4. Solicit public comment. A new docket is opened today called “Protecting and Promoting the Open Internet,” so that all public input on the court’s remand of the Open Internet decision will be collected and available. I will recommend to my fellow commissioners that the Commission seek comment through a formal rulemaking on the specific rules for preserving and protecting the open Internet. The focus of this docket will be on issues raised by the D.C. Circuit opinion.
5. Hold Internet Service Providers to their commitment. Major Internet service providers have indicated that they will continue to honor the safeguards articulated in the 2010 Open Internet Order. That’s the right and responsible thing to do, and we take them up on their commitment – which will continue to provide protection for the Open Internet until new rules are put in place.
6. Enhance competition. The Commission will look for opportunities to enhance Internet access competition. One obvious candidate for close examination was raised in Judge Silberman’s separate opinion, namely legal restrictions on the ability of cities and towns to offer broadband services to consumers in their communities.

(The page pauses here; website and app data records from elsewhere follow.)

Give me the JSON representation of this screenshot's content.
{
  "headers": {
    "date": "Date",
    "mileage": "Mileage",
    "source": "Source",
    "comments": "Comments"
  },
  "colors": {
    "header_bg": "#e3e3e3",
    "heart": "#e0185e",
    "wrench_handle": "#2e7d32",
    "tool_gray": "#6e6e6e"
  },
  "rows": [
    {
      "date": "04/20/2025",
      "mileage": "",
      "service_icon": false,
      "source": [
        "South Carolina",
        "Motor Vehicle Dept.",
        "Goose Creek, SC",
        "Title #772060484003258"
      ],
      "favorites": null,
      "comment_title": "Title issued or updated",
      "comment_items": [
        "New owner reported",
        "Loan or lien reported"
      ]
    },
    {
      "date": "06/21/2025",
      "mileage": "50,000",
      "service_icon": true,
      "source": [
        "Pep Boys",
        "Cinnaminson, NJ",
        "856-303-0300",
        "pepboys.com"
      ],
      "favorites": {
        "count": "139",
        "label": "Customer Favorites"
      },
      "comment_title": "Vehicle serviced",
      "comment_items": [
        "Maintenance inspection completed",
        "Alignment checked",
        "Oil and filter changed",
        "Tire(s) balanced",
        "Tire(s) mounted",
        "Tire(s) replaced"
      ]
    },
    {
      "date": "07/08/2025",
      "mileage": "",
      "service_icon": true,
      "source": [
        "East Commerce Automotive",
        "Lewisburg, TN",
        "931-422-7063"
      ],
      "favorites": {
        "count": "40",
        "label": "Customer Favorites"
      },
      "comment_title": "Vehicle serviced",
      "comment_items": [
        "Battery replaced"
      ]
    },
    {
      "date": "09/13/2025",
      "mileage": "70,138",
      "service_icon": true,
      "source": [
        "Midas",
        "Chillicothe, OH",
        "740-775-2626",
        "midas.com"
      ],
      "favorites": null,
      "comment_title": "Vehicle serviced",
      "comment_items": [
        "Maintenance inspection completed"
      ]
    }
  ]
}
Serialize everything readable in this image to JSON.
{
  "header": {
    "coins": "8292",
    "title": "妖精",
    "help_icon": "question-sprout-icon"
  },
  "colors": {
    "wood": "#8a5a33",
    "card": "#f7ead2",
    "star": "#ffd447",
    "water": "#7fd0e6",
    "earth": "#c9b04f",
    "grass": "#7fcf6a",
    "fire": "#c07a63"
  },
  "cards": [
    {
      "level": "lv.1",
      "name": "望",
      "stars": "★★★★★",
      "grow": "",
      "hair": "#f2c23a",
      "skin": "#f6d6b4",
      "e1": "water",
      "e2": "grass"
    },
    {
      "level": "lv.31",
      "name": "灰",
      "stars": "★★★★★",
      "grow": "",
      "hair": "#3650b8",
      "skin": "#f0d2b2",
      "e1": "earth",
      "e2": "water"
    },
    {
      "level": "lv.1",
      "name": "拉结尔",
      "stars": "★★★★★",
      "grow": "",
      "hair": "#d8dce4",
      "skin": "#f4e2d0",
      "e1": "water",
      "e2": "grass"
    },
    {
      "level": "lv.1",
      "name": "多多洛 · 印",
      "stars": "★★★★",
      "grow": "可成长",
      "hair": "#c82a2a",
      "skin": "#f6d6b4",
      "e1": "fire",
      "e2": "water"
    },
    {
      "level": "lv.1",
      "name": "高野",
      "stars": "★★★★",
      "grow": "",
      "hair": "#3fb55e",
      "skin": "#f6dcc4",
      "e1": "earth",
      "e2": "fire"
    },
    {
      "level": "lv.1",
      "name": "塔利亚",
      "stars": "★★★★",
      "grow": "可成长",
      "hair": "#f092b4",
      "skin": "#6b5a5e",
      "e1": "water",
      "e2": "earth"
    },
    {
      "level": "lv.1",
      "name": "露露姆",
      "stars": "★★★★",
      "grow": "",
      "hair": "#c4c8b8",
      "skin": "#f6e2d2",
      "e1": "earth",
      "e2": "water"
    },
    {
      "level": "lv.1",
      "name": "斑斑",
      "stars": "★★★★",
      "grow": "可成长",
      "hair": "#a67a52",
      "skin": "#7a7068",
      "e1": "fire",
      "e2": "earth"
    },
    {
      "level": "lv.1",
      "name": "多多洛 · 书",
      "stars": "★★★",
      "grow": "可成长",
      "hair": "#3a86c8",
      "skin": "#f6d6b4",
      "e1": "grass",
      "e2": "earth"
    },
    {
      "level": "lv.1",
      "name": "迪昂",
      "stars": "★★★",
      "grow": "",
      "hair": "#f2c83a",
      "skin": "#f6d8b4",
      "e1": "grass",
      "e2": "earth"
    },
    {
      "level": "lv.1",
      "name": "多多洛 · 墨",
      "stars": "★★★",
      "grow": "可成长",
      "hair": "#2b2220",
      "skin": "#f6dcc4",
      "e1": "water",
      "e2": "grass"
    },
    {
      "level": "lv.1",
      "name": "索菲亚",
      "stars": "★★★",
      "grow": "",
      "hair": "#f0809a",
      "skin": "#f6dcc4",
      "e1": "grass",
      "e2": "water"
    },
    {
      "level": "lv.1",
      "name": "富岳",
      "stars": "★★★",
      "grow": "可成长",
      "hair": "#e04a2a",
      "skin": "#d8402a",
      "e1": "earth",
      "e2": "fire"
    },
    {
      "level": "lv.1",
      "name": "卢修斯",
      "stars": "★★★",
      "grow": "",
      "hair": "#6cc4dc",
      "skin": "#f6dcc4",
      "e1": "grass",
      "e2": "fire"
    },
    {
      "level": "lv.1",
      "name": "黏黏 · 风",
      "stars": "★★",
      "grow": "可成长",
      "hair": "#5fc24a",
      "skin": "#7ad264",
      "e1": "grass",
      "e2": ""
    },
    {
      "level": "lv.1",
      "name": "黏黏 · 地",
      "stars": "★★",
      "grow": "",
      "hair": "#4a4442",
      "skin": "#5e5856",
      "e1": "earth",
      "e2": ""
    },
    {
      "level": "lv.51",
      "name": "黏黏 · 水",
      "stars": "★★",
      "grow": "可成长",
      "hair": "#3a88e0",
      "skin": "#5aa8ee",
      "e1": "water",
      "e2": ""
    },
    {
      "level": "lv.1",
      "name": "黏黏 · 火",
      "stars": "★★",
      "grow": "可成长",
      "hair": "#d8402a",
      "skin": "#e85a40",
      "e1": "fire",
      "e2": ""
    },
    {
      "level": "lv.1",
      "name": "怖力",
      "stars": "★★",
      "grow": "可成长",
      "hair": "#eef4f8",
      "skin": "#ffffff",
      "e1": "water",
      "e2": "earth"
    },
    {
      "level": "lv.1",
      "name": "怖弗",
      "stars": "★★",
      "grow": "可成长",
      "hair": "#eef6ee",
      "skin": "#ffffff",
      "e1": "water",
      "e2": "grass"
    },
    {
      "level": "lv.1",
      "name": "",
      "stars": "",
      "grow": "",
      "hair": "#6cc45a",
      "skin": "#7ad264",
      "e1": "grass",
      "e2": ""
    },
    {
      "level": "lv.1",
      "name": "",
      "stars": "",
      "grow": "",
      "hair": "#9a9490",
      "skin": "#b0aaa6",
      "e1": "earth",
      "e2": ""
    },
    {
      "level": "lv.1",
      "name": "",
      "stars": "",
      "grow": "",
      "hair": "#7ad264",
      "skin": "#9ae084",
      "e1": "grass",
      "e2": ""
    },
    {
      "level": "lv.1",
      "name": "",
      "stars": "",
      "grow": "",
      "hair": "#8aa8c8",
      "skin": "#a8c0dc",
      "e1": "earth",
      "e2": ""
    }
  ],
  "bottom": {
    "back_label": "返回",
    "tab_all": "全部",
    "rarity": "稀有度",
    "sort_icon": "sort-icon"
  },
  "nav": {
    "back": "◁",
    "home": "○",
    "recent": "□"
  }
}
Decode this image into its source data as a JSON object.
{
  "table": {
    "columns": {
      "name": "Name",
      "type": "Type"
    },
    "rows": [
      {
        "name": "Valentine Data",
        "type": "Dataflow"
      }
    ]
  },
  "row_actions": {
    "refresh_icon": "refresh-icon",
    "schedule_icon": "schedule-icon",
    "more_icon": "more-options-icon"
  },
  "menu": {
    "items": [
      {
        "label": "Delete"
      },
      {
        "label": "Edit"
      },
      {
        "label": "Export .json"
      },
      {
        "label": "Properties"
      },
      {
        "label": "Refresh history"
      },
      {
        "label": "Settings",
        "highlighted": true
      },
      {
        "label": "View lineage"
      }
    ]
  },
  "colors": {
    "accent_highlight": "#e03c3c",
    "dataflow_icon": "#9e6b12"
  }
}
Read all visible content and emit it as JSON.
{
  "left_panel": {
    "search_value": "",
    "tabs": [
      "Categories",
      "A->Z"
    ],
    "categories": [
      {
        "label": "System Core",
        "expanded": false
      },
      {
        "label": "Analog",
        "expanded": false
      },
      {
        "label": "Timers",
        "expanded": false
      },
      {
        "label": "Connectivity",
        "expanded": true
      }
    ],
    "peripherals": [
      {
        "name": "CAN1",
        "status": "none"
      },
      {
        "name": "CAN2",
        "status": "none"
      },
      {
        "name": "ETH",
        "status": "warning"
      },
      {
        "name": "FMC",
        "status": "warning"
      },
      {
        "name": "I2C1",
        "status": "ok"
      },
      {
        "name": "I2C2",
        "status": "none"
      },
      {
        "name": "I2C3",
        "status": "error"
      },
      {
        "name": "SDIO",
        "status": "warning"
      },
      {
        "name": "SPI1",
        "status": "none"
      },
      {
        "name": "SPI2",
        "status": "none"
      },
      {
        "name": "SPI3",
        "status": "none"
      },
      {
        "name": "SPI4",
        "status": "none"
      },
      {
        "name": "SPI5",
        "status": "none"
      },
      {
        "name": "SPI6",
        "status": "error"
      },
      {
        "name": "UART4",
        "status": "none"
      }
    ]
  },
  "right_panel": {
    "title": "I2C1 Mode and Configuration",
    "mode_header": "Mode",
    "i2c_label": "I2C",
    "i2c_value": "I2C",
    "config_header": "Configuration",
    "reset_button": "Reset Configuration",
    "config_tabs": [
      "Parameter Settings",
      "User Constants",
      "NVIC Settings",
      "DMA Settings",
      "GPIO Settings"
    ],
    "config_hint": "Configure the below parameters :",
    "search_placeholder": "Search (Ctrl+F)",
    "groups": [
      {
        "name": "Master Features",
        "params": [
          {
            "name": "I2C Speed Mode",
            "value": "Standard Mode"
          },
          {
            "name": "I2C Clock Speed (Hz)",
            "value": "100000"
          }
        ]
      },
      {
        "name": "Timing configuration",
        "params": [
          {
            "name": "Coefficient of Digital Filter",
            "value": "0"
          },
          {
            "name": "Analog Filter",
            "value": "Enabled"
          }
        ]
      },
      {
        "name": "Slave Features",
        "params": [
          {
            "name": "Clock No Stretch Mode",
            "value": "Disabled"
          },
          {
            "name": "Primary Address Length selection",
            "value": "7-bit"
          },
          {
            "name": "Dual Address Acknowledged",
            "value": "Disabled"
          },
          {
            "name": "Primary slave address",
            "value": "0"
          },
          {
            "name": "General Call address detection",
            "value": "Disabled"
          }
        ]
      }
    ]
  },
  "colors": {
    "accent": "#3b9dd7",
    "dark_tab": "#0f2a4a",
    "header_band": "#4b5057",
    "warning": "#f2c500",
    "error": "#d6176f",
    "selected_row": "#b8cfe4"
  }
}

When the earlier rules were adopted in 2010, some predicted that they would stifle investment and innovation. They were wrong. In fact, investment increased for both edge providers and in broadband networks. In particular, since 2009, nearly $250 billion in private capital has been invested in U.S. wired and wireless broadband networks. The FCC must stand strongly behind its responsibility to oversee the public interest standard and ensure that the Internet remains open and fair. The Internet is and must remain the greatest engine of free expression, innovation, economic growth, and opportunity the world has ever known. We must preserve and promote the Internet.